> **PROBLEM DESCRIPTION**
Look over the entries and say how many lines include the word "answer". Only the number, please.

%%

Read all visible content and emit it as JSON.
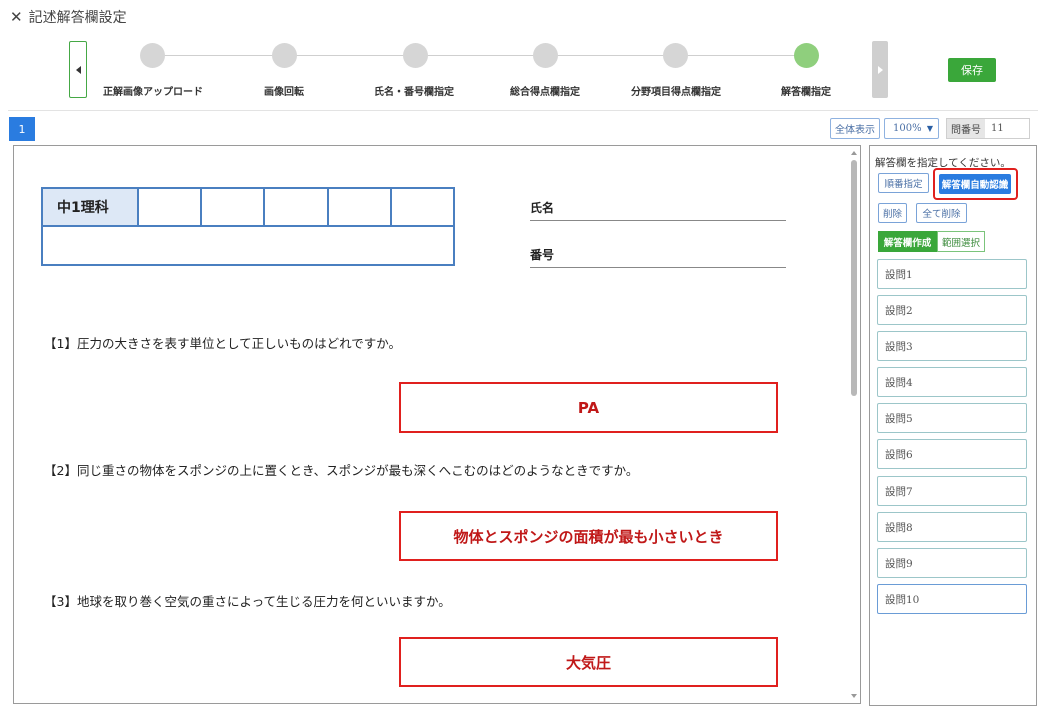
{
  "window": {
    "close_icon": "close-icon",
    "title": "記述解答欄設定"
  },
  "stepper": {
    "steps": [
      {
        "label": "正解画像アップロード",
        "active": false
      },
      {
        "label": "画像回転",
        "active": false
      },
      {
        "label": "氏名・番号欄指定",
        "active": false
      },
      {
        "label": "総合得点欄指定",
        "active": false
      },
      {
        "label": "分野項目得点欄指定",
        "active": false
      },
      {
        "label": "解答欄指定",
        "active": true
      }
    ],
    "save_label": "保存"
  },
  "toolbar": {
    "page_number": "1",
    "show_all_label": "全体表示",
    "zoom_value": "100%",
    "question_no_label": "問番号",
    "question_no_value": "11"
  },
  "document": {
    "subject": "中1理科",
    "name_label": "氏名",
    "number_label": "番号",
    "questions": [
      {
        "text": "【1】圧力の大きさを表す単位として正しいものはどれですか。",
        "answer": "PA"
      },
      {
        "text": "【2】同じ重さの物体をスポンジの上に置くとき、スポンジが最も深くへこむのはどのようなときですか。",
        "answer": "物体とスポンジの面積が最も小さいとき"
      },
      {
        "text": "【3】地球を取り巻く空気の重さによって生じる圧力を何といいますか。",
        "answer": "大気圧"
      }
    ]
  },
  "panel": {
    "hint": "解答欄を指定してください。",
    "order_label": "順番指定",
    "auto_detect_label": "解答欄自動認識",
    "delete_label": "削除",
    "delete_all_label": "全て削除",
    "mode_create_label": "解答欄作成",
    "mode_range_label": "範囲選択",
    "items": [
      "設問1",
      "設問2",
      "設問3",
      "設問4",
      "設問5",
      "設問6",
      "設問7",
      "設問8",
      "設問9",
      "設問10"
    ]
  },
  "colors": {
    "accent_blue": "#2a7ce0",
    "accent_green": "#3aa73a",
    "highlight_red": "#e0201e",
    "step_active": "#8fcf7d",
    "step_inactive": "#d6d6d6"
  }
}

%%

> **OUTPUT OF THE EXERCISE**
3